Data supplied:
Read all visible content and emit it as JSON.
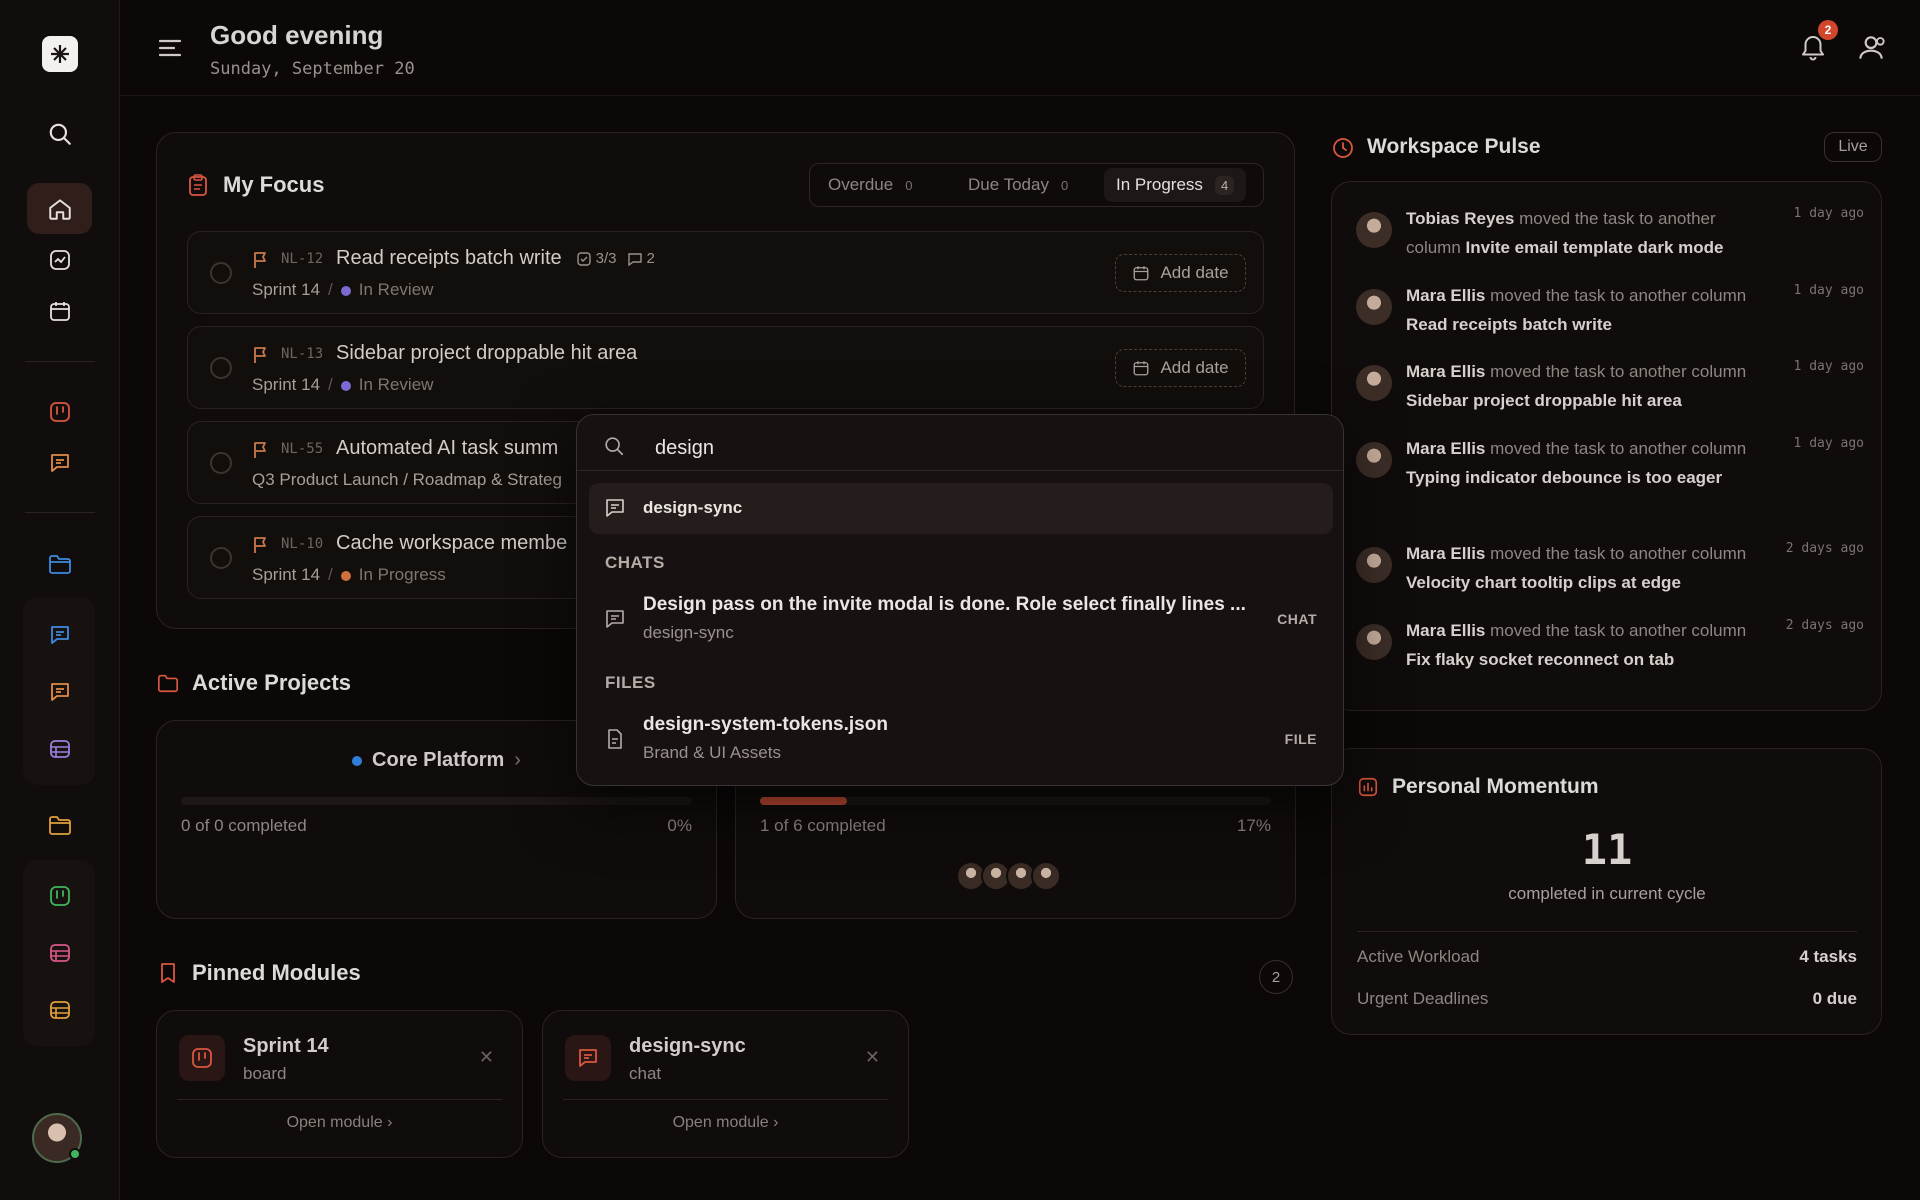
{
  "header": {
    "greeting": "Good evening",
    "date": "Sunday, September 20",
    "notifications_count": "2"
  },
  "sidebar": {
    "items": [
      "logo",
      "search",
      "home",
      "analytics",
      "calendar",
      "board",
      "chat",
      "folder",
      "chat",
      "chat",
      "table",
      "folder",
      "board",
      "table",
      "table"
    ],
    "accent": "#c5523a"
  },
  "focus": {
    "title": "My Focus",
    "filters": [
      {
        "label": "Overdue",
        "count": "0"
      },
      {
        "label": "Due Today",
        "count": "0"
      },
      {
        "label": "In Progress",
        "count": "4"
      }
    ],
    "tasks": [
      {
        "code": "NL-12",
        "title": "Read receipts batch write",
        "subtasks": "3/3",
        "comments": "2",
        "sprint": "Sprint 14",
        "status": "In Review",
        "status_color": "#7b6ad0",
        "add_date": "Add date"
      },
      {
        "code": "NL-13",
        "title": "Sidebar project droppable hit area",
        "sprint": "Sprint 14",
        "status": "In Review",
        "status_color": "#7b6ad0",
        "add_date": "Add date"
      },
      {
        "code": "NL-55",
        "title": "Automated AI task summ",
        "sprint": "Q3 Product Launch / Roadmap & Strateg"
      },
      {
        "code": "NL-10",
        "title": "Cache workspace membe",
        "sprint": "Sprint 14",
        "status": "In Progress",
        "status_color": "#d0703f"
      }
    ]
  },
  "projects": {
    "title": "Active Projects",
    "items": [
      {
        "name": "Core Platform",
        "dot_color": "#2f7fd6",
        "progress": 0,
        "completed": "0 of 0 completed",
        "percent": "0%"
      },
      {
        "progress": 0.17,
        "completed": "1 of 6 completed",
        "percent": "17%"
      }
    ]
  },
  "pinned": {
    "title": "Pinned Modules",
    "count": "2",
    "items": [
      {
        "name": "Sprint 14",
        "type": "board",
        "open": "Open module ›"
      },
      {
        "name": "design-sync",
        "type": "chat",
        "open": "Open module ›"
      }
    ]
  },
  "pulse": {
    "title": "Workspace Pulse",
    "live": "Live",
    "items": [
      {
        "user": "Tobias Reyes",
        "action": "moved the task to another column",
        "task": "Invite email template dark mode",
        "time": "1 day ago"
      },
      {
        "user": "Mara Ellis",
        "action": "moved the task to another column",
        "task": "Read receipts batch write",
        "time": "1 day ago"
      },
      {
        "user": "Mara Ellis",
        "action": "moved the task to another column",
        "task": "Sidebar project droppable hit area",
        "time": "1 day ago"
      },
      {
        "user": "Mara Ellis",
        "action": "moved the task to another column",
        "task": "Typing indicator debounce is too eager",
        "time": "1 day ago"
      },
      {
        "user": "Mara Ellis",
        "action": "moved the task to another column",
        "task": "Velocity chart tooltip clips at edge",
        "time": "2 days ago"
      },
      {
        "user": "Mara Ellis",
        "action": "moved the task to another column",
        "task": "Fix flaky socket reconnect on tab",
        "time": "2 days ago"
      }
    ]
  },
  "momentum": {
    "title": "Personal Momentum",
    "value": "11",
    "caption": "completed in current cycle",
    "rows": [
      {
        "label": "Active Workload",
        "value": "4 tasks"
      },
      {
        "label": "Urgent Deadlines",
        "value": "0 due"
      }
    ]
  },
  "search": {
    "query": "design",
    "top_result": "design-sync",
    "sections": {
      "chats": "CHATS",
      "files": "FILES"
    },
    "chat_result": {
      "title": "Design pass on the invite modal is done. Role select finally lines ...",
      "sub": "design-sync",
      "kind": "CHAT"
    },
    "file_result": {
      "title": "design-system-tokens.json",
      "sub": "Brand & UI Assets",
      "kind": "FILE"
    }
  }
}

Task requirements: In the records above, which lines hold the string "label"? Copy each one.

Final answer:
        "label": "Overdue",
        "label": "Due Today",
        "label": "In Progress",
        "label": "Active Workload",
        "label": "Urgent Deadlines",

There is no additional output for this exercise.